(App and web page records)
....
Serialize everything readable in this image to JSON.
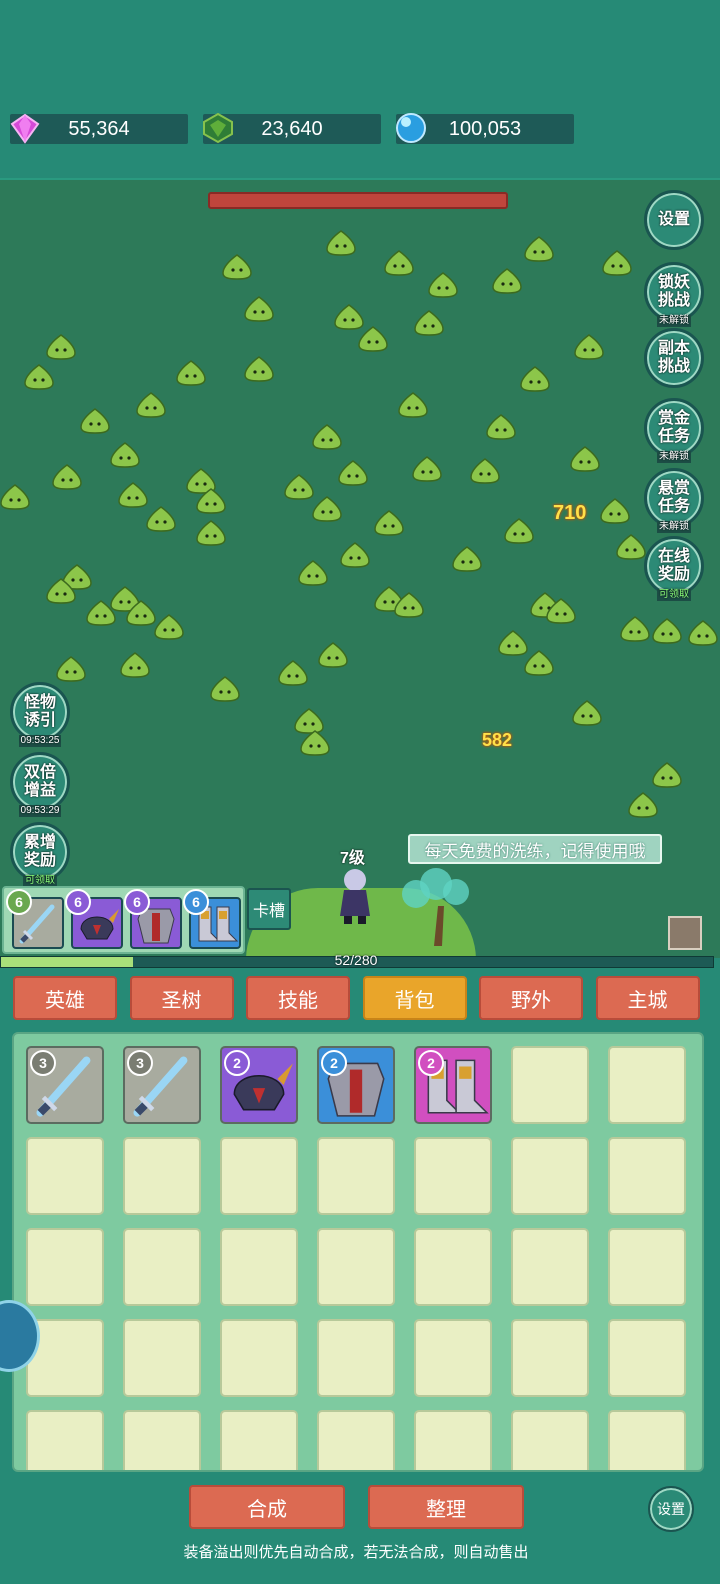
{
  "currencies": [
    {
      "icon": "purple-gem-icon",
      "value": "55,364"
    },
    {
      "icon": "green-gem-icon",
      "value": "23,640"
    },
    {
      "icon": "blue-orb-icon",
      "value": "100,053"
    }
  ],
  "right_buttons": [
    {
      "label": "设置",
      "sub": ""
    },
    {
      "label": "锁妖\n挑战",
      "sub": "未解锁"
    },
    {
      "label": "副本\n挑战",
      "sub": ""
    },
    {
      "label": "赏金\n任务",
      "sub": "未解锁"
    },
    {
      "label": "悬赏\n任务",
      "sub": "未解锁"
    },
    {
      "label": "在线\n奖励",
      "sub": "可领取"
    }
  ],
  "left_buttons": [
    {
      "label": "怪物\n诱引",
      "sub": "09:53:25"
    },
    {
      "label": "双倍\n增益",
      "sub": "09:53:29"
    },
    {
      "label": "累增\n奖励",
      "sub": "可领取"
    }
  ],
  "damage_numbers": [
    "710",
    "582"
  ],
  "hero": {
    "level": "7级"
  },
  "tip": "每天免费的洗练，记得使用哦",
  "equipped": [
    {
      "level": "6",
      "item": "sword-icon"
    },
    {
      "level": "6",
      "item": "helmet-icon"
    },
    {
      "level": "6",
      "item": "armor-icon"
    },
    {
      "level": "6",
      "item": "boots-icon"
    }
  ],
  "card_slot_label": "卡槽",
  "progress": {
    "text": "52/280",
    "fraction": 0.186
  },
  "tabs": [
    {
      "label": "英雄",
      "active": false
    },
    {
      "label": "圣树",
      "active": false
    },
    {
      "label": "技能",
      "active": false
    },
    {
      "label": "背包",
      "active": true
    },
    {
      "label": "野外",
      "active": false
    },
    {
      "label": "主城",
      "active": false
    }
  ],
  "inventory": [
    {
      "level": "3",
      "item": "sword-icon",
      "color": "#a8ab9f"
    },
    {
      "level": "3",
      "item": "sword-icon",
      "color": "#a8ab9f"
    },
    {
      "level": "2",
      "item": "helmet-icon",
      "color": "#8a5bd6"
    },
    {
      "level": "2",
      "item": "armor-icon",
      "color": "#3b8fd9"
    },
    {
      "level": "2",
      "item": "boots-icon",
      "color": "#d14fc0"
    }
  ],
  "buttons": {
    "merge": "合成",
    "sort": "整理",
    "settings": "设置"
  },
  "footer_note": "装备溢出则优先自动合成，若无法合成，则自动售出",
  "colors": {
    "background": "#268a76",
    "field": "#2d7a59",
    "tab": "#dc6a52",
    "tab_active": "#e9a52a"
  }
}
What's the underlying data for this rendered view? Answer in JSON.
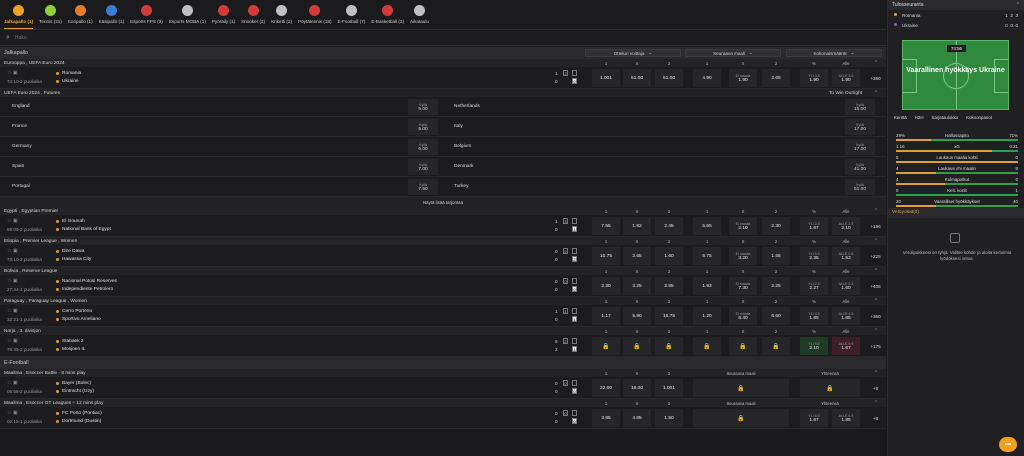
{
  "sports": [
    {
      "label": "Jalkapallo (1)",
      "icon": "soccer-icon",
      "color": "#f0a020",
      "active": true
    },
    {
      "label": "Tennis (31)",
      "icon": "tennis-icon",
      "color": "#8fcf3a"
    },
    {
      "label": "Koripallo (1)",
      "icon": "basketball-icon",
      "color": "#e67b2a"
    },
    {
      "label": "Käsipallo (1)",
      "icon": "handball-icon",
      "color": "#3a7bd5"
    },
    {
      "label": "Esports FPS (3)",
      "icon": "fps-icon",
      "color": "#d43a3a"
    },
    {
      "label": "Esports MOBA (1)",
      "icon": "moba-icon",
      "color": "#c0c0c0"
    },
    {
      "label": "Pyöräily (1)",
      "icon": "cycling-icon",
      "color": "#d43a3a"
    },
    {
      "label": "Snooker (2)",
      "icon": "snooker-icon",
      "color": "#d43a3a"
    },
    {
      "label": "Kriketti (2)",
      "icon": "cricket-icon",
      "color": "#c0c0c0"
    },
    {
      "label": "Pöytätennis (18)",
      "icon": "table-tennis-icon",
      "color": "#d43a3a"
    },
    {
      "label": "E-Football (7)",
      "icon": "efootball-icon",
      "color": "#c0c0c0"
    },
    {
      "label": "E-Basketball (3)",
      "icon": "ebasketball-icon",
      "color": "#d43a3a"
    },
    {
      "label": "Aikataulu",
      "icon": "calendar-icon",
      "color": "#c0c0c0"
    }
  ],
  "search": {
    "placeholder": "Haku"
  },
  "section_football": {
    "title": "Jalkapallo",
    "dd1": "Ottelun voittaja",
    "dd2": "Seuraava maali",
    "dd3": "Kokonaismäärät"
  },
  "hdr": {
    "one": "1",
    "x": "X",
    "two": "2",
    "yli": "Yli",
    "alle": "Alle",
    "pct": "%"
  },
  "euro": {
    "league": "Eurooppa , UEFA Euro 2024",
    "time": "74:10-2 puoliaika",
    "home": "Romania",
    "away": "Ukraine",
    "hs": "1",
    "as": "0",
    "hs2": "2",
    "as2": "0",
    "o1": "1.001",
    "ox": "51.00",
    "o2": "51.00",
    "n1": "4.90",
    "nx_top": "Ei maalia",
    "nx": "1.90",
    "n2": "2.65",
    "yli_top": "YLI 3.5",
    "yli": "1.90",
    "alle_top": "ALLE 3.5",
    "alle": "1.90",
    "more": "+380"
  },
  "futures": {
    "league": "UEFA Euro 2024 , Futures",
    "to_win": "To Win Outright",
    "kylla": "Kyllä",
    "rows": [
      {
        "l": "England",
        "lo": "5.00",
        "r": "Netherlands",
        "ro": "15.00"
      },
      {
        "l": "France",
        "lo": "5.00",
        "r": "Italy",
        "ro": "17.00"
      },
      {
        "l": "Germany",
        "lo": "6.00",
        "r": "Belgium",
        "ro": "17.00"
      },
      {
        "l": "Spain",
        "lo": "7.00",
        "r": "Denmark",
        "ro": "41.00"
      },
      {
        "l": "Portugal",
        "lo": "7.50",
        "r": "Turkey",
        "ro": "51.00"
      }
    ],
    "show_more": "Näytä lisää tarjontaa"
  },
  "matches": [
    {
      "league": "Egypti , Egyptian Premier",
      "time": "58:06-2 puoliaika",
      "home": "El Gounah",
      "away": "National Bank of Egypt",
      "hs": "1",
      "as": "0",
      "hs2": "3",
      "as2": "1",
      "o1": "7.55",
      "ox": "1.82",
      "o2": "2.45",
      "n1": "5.65",
      "nx_top": "Ei maalia",
      "nx": "2.10",
      "n2": "2.30",
      "yli_top": "YLI 2.5",
      "yli": "1.67",
      "alle_top": "ALLE 2.5",
      "alle": "2.10",
      "more": "+186"
    },
    {
      "league": "Etiopia , Premier League , Women",
      "time": "73:10-2 puoliaika",
      "home": "Dire Dawa",
      "away": "Hawassa City",
      "hs": "0",
      "as": "0",
      "hs2": "2",
      "as2": "2",
      "o1": "10.75",
      "ox": "2.65",
      "o2": "1.60",
      "n1": "6.75",
      "nx_top": "Ei maalia",
      "nx": "3.20",
      "n2": "1.55",
      "yli_top": "YLI 0.5",
      "yli": "2.35",
      "alle_top": "ALLE 0.5",
      "alle": "1.53",
      "more": "+225"
    },
    {
      "league": "Bolivia , Reserve League",
      "time": "27:44-1 puoliaika",
      "home": "Nacional Potosi Reserves",
      "away": "Independiente Petrolero",
      "hs": "0",
      "as": "0",
      "hs2": "0",
      "as2": "0",
      "o1": "2.30",
      "ox": "3.25",
      "o2": "2.85",
      "n1": "1.93",
      "nx_top": "Ei maalia",
      "nx": "7.30",
      "n2": "2.25",
      "yli_top": "YLI 2.5",
      "yli": "2.27",
      "alle_top": "ALLE 2.5",
      "alle": "1.60",
      "more": "+406"
    },
    {
      "league": "Paraguay , Paraguay League , Women",
      "time": "32:21-1 puoliaika",
      "home": "Cerro Porteno",
      "away": "Sportivo Ameliano",
      "hs": "1",
      "as": "0",
      "hs2": "1",
      "as2": "1",
      "o1": "1.17",
      "ox": "5.90",
      "o2": "16.75",
      "n1": "1.20",
      "nx_top": "Ei maalia",
      "nx": "8.40",
      "n2": "6.60",
      "yli_top": "YLI 4.5",
      "yli": "1.85",
      "alle_top": "ALLE 4.5",
      "alle": "1.85",
      "more": "+360"
    },
    {
      "league": "Norja , 3. divisjon",
      "time": "76:35-2 puoliaika",
      "home": "Stabaek 2",
      "away": "Mosjoen IL",
      "hs": "6",
      "as": "2",
      "hs2": "2",
      "as2": "1",
      "locked": true,
      "yli_top": "YLI 9.5",
      "yli": "2.10",
      "alle_top": "ALLE 9.5",
      "alle": "1.67",
      "more": "+175"
    }
  ],
  "section_efootball": {
    "title": "E-Football"
  },
  "ematches": [
    {
      "league": "Maailma , Esoccer Battle - 8 mins play",
      "time": "06:58-2 puoliaika",
      "home": "Bayer (Bolec)",
      "away": "Eintracht (Izzy)",
      "hs": "0",
      "as": "0",
      "hs2": "0",
      "as2": "0",
      "o1": "22.00",
      "ox": "18.00",
      "o2": "1.001",
      "more": "+9"
    },
    {
      "league": "Maailma , Esoccer GT Leagues – 12 mins play",
      "time": "02:15-1 puoliaika",
      "home": "FC Porto (Pontiac)",
      "away": "Dortmund (Dustin)",
      "hs": "0",
      "as": "0",
      "hs2": "0",
      "as2": "0",
      "o1": "3.85",
      "ox": "4.85",
      "o2": "1.50",
      "yli_top": "YLI 6.5",
      "yli": "1.67",
      "alle_top": "ALLE 6.5",
      "alle": "1.85",
      "more": "+8"
    }
  ],
  "ehdr": {
    "next": "Seuraava maali",
    "total": "Yhteensä"
  },
  "side": {
    "title": "Tulosseuranta",
    "home": "Romania",
    "away": "Ukraine",
    "home_scores": [
      "1",
      "2",
      "3"
    ],
    "away_scores": [
      "0",
      "0",
      "0"
    ],
    "clock": "74:56",
    "message": "Vaarallinen hyökkäys Ukraine",
    "tabs": [
      "Kenttä",
      "H2H",
      "Sarjataulukko",
      "Kokoonpanot"
    ],
    "stats": [
      {
        "l": "29%",
        "c": "Hallussapito",
        "r": "71%",
        "pl": 29
      },
      {
        "l": "1.16",
        "c": "xG",
        "r": "0.31",
        "pl": 79
      },
      {
        "l": "5",
        "c": "Laukaus maalia kohti",
        "r": "0",
        "pl": 100
      },
      {
        "l": "4",
        "c": "Laukaus ohi maalin",
        "r": "8",
        "pl": 33
      },
      {
        "l": "4",
        "c": "Kulmapotkut",
        "r": "6",
        "pl": 40
      },
      {
        "l": "0",
        "c": "Kelt. kortit",
        "r": "1",
        "pl": 0
      },
      {
        "l": "20",
        "c": "Vaaralliset hyökkäykset",
        "r": "40",
        "pl": 33
      }
    ],
    "slip_title": "Vetoyosat(0)",
    "slip_empty": "Vetolipukkeesi on tyhjä. Valitse kohde ja aloita kertoimia lyödöksesi vetoa."
  },
  "colors": {
    "accent": "#f0a020",
    "green": "#2fa04a"
  }
}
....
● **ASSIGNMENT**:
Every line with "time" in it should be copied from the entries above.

● **ANSWER TO THIS PROBLEM**:
    "time": "74:10-2 puoliaika",
      "time": "58:06-2 puoliaika",
      "time": "73:10-2 puoliaika",
      "time": "27:44-1 puoliaika",
      "time": "32:21-1 puoliaika",
      "time": "76:35-2 puoliaika",
      "time": "06:58-2 puoliaika",
      "time": "02:15-1 puoliaika",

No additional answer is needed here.